*** Data provided

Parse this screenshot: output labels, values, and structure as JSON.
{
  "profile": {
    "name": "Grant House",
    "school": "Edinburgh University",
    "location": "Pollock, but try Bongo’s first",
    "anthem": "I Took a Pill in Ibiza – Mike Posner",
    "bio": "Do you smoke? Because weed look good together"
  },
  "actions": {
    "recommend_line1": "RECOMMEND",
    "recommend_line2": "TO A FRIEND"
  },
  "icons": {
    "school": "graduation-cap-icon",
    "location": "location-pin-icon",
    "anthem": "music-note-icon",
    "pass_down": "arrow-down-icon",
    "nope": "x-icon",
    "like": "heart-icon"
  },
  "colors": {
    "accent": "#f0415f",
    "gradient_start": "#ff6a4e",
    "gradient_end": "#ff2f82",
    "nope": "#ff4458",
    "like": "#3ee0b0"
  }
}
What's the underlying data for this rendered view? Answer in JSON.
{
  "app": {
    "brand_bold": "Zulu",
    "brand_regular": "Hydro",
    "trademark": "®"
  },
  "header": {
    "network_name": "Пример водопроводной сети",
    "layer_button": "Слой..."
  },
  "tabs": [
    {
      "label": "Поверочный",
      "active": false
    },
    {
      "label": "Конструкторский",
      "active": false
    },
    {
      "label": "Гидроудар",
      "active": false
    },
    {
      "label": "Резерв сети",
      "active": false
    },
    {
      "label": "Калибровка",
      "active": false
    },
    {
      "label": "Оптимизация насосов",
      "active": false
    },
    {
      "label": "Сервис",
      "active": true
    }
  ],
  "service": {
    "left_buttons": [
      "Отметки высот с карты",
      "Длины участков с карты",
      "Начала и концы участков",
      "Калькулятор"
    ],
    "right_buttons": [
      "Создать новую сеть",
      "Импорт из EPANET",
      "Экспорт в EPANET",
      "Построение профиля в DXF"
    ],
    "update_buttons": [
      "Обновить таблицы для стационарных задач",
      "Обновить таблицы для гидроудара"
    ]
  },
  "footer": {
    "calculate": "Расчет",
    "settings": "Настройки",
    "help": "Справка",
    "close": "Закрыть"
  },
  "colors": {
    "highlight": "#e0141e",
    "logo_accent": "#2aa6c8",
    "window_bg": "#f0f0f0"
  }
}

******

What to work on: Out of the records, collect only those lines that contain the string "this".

Task solution:
Parse this screenshot: output labels, values, and structure as JSON.
What's the underlying data for this rendered view? Answer in JSON.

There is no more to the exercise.